Copy, from the data below, every line that has "Norway" in it.

★ ★ ★ ★

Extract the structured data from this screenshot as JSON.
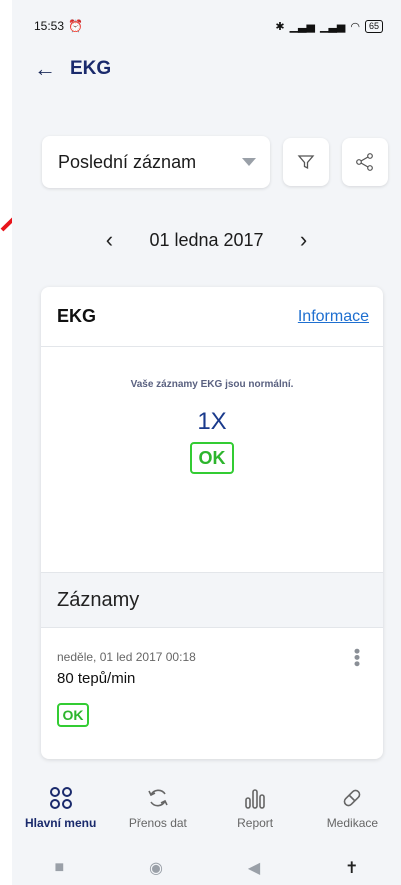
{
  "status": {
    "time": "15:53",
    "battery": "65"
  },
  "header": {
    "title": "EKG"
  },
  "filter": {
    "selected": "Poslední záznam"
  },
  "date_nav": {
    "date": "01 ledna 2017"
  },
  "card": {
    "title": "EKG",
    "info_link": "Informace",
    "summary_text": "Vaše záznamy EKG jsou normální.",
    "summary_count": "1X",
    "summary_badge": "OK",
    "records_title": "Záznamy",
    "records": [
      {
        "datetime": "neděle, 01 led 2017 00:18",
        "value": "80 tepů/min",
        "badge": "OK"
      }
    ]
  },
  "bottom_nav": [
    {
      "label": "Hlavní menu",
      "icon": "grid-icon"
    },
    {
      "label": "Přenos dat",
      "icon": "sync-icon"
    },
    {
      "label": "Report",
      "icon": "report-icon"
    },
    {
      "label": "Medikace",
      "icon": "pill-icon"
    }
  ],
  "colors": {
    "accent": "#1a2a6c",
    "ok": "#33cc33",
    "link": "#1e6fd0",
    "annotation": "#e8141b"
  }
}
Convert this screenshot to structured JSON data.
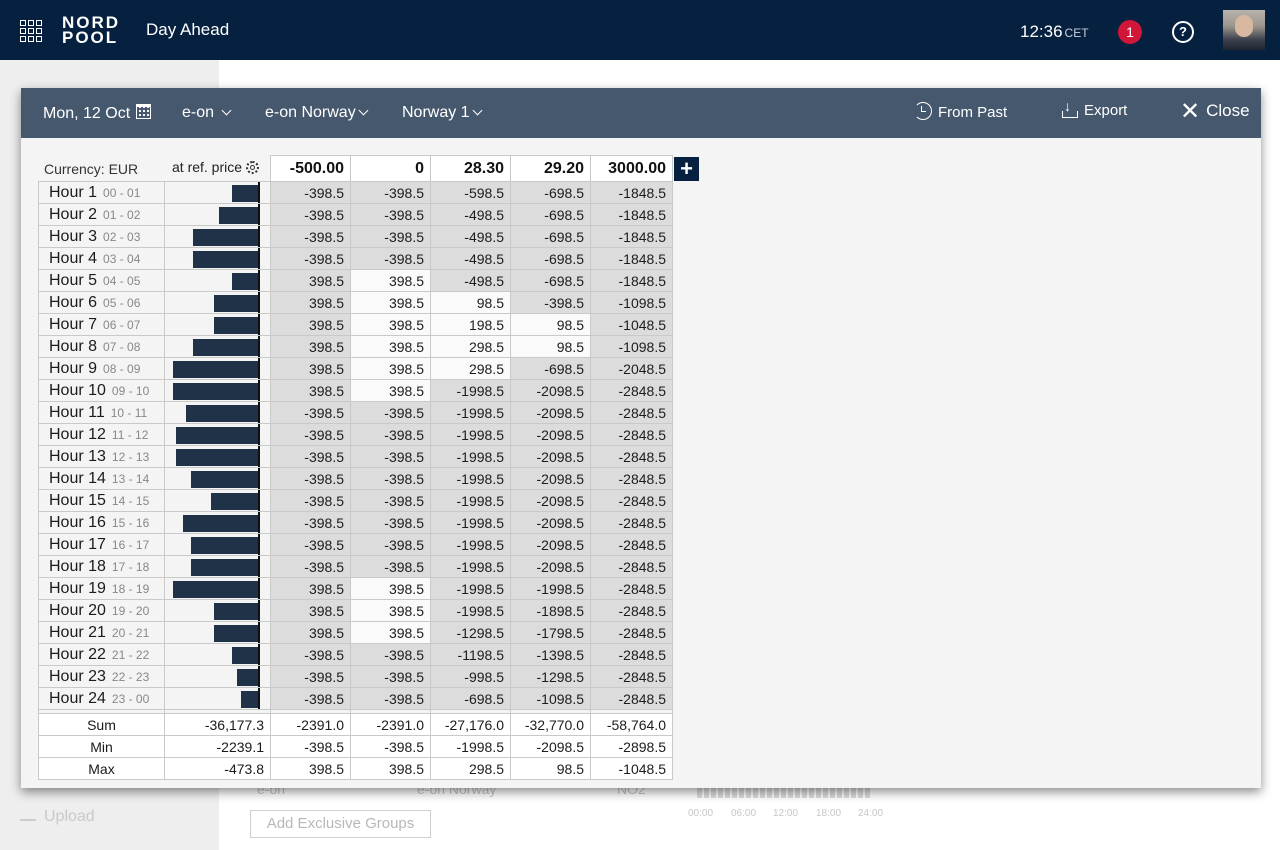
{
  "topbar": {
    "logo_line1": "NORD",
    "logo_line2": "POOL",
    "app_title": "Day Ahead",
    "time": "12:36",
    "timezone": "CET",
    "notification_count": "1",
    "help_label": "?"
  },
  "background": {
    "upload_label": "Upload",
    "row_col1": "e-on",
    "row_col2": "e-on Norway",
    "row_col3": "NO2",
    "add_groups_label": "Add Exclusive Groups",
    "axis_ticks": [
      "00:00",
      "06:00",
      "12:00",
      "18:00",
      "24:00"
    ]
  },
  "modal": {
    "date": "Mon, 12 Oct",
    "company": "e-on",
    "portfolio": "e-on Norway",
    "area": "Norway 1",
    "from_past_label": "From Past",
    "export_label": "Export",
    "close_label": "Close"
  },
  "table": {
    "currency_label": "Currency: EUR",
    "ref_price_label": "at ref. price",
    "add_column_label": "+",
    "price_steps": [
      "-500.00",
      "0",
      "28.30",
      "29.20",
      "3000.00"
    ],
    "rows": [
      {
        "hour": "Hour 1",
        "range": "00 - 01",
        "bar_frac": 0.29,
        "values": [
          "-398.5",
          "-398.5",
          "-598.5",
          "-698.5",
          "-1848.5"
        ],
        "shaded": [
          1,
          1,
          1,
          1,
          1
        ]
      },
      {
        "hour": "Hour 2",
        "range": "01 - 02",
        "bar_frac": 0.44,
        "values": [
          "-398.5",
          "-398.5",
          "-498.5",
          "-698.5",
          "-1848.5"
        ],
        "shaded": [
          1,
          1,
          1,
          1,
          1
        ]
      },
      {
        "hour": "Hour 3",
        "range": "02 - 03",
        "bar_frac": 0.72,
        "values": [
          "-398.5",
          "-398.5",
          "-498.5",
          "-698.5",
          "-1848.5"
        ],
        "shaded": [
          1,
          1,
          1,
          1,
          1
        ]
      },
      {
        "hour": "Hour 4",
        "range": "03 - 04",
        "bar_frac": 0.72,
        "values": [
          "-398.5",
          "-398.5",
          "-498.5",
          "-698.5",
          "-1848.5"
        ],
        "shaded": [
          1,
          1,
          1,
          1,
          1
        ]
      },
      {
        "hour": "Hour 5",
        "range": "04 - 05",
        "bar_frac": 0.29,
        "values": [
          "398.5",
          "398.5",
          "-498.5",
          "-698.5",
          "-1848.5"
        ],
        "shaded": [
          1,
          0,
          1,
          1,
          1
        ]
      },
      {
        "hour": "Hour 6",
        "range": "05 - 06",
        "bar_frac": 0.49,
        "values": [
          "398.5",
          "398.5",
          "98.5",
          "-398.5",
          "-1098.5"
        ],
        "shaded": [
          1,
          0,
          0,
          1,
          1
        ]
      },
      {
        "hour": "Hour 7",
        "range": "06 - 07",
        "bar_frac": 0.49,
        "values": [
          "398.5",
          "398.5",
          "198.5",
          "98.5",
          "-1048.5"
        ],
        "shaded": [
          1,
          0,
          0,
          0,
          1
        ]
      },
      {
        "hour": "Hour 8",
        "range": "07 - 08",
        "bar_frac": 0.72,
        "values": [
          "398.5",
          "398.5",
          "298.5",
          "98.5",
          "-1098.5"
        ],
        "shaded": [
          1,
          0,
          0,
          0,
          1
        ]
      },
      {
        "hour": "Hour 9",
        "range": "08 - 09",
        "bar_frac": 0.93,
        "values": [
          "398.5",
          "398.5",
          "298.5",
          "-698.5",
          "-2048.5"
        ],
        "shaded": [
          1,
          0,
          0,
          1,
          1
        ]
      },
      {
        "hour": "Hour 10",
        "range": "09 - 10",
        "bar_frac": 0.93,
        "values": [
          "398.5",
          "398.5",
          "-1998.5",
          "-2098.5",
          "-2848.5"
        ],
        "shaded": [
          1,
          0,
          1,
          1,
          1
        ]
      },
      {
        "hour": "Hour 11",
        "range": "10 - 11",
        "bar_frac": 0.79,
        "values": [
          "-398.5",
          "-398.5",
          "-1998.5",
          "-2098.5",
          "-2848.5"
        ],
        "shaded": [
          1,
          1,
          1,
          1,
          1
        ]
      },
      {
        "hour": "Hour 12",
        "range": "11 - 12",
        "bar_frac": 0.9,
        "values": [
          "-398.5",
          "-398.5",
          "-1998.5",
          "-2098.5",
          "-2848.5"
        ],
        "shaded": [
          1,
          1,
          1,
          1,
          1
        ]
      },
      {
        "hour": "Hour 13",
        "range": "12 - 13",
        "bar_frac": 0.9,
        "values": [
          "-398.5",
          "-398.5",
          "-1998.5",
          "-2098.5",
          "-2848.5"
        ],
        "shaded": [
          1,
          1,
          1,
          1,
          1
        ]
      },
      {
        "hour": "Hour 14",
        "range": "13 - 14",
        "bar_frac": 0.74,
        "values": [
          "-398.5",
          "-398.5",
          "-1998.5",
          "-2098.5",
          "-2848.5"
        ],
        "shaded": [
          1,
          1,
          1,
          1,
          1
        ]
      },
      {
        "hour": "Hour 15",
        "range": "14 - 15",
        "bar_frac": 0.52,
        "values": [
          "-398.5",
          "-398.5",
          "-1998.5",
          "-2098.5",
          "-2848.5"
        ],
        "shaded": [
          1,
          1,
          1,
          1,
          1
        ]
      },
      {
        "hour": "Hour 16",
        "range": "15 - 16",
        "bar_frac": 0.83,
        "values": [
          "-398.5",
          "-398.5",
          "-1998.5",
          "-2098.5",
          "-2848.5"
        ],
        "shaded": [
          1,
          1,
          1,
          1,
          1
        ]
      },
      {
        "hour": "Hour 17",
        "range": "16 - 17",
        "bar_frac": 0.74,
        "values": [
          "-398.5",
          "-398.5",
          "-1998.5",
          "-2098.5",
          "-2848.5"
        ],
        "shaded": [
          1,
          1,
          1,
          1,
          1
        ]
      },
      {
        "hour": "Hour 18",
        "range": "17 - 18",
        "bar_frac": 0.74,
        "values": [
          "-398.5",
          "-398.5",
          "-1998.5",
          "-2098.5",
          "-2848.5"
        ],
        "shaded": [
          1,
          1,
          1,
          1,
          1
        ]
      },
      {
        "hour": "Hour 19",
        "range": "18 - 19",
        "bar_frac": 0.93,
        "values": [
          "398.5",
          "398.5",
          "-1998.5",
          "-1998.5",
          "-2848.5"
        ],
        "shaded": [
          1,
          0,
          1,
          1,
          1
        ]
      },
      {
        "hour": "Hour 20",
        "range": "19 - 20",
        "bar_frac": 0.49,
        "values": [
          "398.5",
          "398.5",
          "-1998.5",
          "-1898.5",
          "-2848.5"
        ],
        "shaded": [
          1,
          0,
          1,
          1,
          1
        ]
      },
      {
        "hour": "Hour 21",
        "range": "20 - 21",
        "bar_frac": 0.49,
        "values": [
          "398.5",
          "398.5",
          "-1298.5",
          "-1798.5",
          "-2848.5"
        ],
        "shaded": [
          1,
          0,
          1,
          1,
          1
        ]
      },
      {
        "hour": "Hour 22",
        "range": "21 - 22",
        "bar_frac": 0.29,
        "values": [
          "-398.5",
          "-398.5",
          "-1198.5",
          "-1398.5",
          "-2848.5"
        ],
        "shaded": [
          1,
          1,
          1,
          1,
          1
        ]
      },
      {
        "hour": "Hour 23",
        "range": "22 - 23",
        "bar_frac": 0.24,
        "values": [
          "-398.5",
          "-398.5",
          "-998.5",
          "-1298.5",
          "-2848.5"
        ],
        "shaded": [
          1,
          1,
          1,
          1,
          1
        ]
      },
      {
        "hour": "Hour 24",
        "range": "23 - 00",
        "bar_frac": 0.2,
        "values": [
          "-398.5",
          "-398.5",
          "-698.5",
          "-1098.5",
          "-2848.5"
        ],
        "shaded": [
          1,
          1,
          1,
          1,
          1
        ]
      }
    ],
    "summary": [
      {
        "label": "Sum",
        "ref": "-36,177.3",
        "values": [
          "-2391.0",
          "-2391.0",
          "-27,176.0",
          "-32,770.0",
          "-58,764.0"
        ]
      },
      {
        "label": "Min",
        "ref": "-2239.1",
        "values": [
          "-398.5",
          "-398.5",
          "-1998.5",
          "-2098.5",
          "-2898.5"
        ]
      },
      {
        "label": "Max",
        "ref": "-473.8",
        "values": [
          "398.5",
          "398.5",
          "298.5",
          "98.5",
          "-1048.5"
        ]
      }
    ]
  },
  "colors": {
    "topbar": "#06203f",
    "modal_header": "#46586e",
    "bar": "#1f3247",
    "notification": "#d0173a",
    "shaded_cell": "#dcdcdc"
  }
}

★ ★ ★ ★

• Task answer
    "row_col2": "e-on Norway",
    "portfolio": "e-on Norway",
    "area": "Norway 1",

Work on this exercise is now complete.